“There are saints in there that were students, catechists, and parents. So anyone who does any kind of educating, evangelizing, and working with young people, I think can find something in there to appeal to them,” she continues.

Amy highlights one of her favorite saints in the book, Mother Frances Xavier Cabrini. She references the new movie about Mother Cabrini’s life and says, “I’m hearing from people who are seeing it and are wanting to go learn more about her…A lot of people don’t know she started as a public school teacher. She wanted to be a nun, but had poor health from the time that she was very young. She was actually rejected from a couple of convents because of her health issues, so she decided to become a teacher instead and got her Italian public school teacher license.”

“[Mother Cabrini] was so good with the kids,” Amy continues. “She had a very gentle yet firm style that other people started taking notice of her, including her own pastor who said, ‘Hey, you’ve got some great organizational skills here. We’ve got an orphanage nearby that’s in desperate need of some new leadership.
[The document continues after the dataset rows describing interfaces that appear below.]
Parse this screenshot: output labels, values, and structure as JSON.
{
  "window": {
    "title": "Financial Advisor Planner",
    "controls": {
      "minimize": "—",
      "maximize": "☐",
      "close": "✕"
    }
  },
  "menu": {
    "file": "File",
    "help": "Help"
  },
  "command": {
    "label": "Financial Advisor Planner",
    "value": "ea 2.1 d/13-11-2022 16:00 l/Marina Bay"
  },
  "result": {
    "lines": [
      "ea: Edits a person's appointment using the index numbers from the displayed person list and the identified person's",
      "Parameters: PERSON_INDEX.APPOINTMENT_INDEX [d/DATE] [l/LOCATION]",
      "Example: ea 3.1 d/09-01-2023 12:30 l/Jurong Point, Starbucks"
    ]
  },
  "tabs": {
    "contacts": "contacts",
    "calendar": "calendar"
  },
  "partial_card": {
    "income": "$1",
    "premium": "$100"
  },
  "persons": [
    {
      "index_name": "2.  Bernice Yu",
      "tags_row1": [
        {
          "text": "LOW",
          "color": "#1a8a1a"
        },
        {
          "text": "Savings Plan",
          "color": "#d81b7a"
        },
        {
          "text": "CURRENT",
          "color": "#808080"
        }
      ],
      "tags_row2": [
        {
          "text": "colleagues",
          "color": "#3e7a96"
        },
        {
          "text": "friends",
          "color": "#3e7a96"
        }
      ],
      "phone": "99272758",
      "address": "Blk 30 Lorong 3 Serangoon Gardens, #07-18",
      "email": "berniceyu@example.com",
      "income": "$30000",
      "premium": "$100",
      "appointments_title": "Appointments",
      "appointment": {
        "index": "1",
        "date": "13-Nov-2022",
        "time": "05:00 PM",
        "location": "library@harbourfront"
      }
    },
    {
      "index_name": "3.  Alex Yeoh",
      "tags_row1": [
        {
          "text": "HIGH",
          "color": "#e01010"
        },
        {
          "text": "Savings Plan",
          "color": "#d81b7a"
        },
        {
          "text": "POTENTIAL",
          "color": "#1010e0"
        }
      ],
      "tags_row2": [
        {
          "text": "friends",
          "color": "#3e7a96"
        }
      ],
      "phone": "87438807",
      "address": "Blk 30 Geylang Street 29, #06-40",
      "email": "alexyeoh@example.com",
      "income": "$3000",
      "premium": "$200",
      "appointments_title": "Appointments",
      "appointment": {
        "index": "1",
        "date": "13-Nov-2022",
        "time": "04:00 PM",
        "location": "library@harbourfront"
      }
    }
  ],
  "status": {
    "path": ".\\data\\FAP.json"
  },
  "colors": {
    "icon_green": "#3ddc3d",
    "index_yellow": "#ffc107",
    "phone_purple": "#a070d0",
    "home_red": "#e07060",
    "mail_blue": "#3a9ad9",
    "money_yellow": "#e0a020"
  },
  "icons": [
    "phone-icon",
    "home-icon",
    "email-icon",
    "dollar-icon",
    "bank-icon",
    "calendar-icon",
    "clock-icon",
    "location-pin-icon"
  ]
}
Can you come over and fix the orphanage?’ So she started coming in as the fixer upper; when schools or orphanages needed a good leader, she would come in.”

LISTEN: Bringing Mother Cabrini’s Story to the Big Screen With Screenwriter Rod Barr

Another saint Amy highlights is Saint Thomas Aquinas. She says, “Thomas Aquinas was known as being a very quiet student, so much so that he was given the nickname ‘the dumb ox.’ They thought he was quiet because he wasn’t very bright. They discovered that once he started preaching, he was actually very bright and very good at preaching. Suddenly [they said], ‘Where did he come from?’”

Amy details how she also was a quiet student and had a similar experience in college after giving a presentation. “The feedback I got from all my classmates was, ‘Where has this girl been all semester? She was so quiet, I didn’t even know she was in the room. Why doesn’t she speak up more?’ So when I read about Thomas Aquinas being so quiet in his class and then suddenly surprising everybody, I’m like, now this is another saint I can relate to.”